Last year, a senior UK foxhunter and board member of the British MFHA, Mark Hankinson, was found guilty in Westminster Magistrates’ Court of contravening the despised Hunting Act of 2004. He was also ordered to pay the court £3,500 in fine and fee. The deputy chief Magistrate concluded that he was “clearly encouraging the mirage of trail laying to act as cover for old-fashioned illegal hunting.”
The case involved the question of whether or not Hankinson, in a webinar seen by about one hundred hunt leaders, promoted ways for hunts to covertly hunt illegally by making it appear they were trail hunting.
This year, a court heard his appeal and considered whether Hankinson’s words were intentionally encouraging an offense.

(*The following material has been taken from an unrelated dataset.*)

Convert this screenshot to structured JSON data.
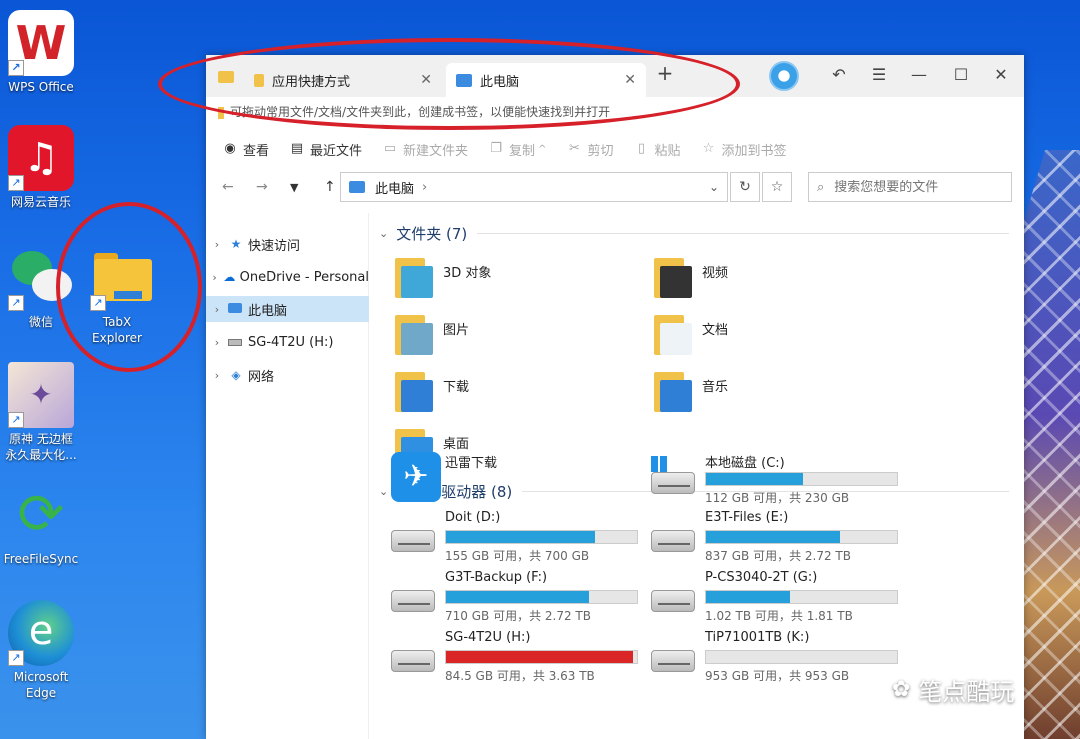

The court decided to the contrary, reversed the original verdict, and Hankinson was adjudged not guilty.
Hankinson explained he was referring to the practice of laying dummy trails to fool saboteurs.
Appeals court Judge Gregory Perrins did acknowledge that “someone listening to his words might well have taken the view that he was encouraging illegal hunting.” But he also said, “We accept his role within the Hunting Office was to ensure compliance with the law, and the Hunting Office itself is committed to lawful hunting…. In those circumstances,” he added, “it would be unusual if they now took the decision to host a series of webinars which included advice on how to work around the ban.”
The evidence leading to a conviction in the original trial was video footage of the online discussion recorded by a hunt saboteur and leaked to the police and media. As a direct result of press coverage leading up to and during the trial, the members of Britain’s National Trust, in a non-binding referendum, voted to ban trail hunting—also known as drag or scent hunting—on trust lands.
Andy Knott, chief executive of the League Against Cruel Sports (LACS ), crowed, “The trust must ban trail hunting on its land for good. Other landowners should take note and immediately follow suit.”
The LACS had been actively driving the vote to ban with demonstrations against trail hunting. They and other anti-hunting activists pressured the National Trust board members to validate their members’ vote with a binding decision. “The trust must ban trail hunting on its land for good. Trail hunting was suspended on Trust lands while the court case was underway.
Just weeks after the members’ vote, the National Trust board members, in a binding decision, banned all trail hunting on trust land, a bitter and unfair defeat for British trail hunters. Yet now, even after the initial verdict’s reversal, National Trust spokespersons have made it clear they have no intentions of even launching a review of their trail hunting ban.
Polly Portwin, the Countryside Alliance’s director of the Campaign for Hunting, said there is “absolutely no mandate for prohibition of a legal activity which has been carried out on National Trust land for generations.”
Tim Bonner, chief executive of the Countryside Alliance, told MailOnline “The National Trust made the original decision to ban legal trail hunting in the wake of Mark Hankinson’s conviction which has now been overturned.
“It would be entirely unreasonable if the Trust were not to review that decision. The National Trust claims to be ‘for everyone, forever’ and so it must now show that it is for rural people too,” Bonner said.
In this writer’s view, there is an aspect of this case that is outrageously unfair and insulting to the original donors of these lands. Surely, substantial parcels of these lands donated to the National Trust for the enjoyment of British citizens of all walks of life and circumstance were from large landowners with family heritages of foxhunting over the very lands they were giving up.
How ironic is this?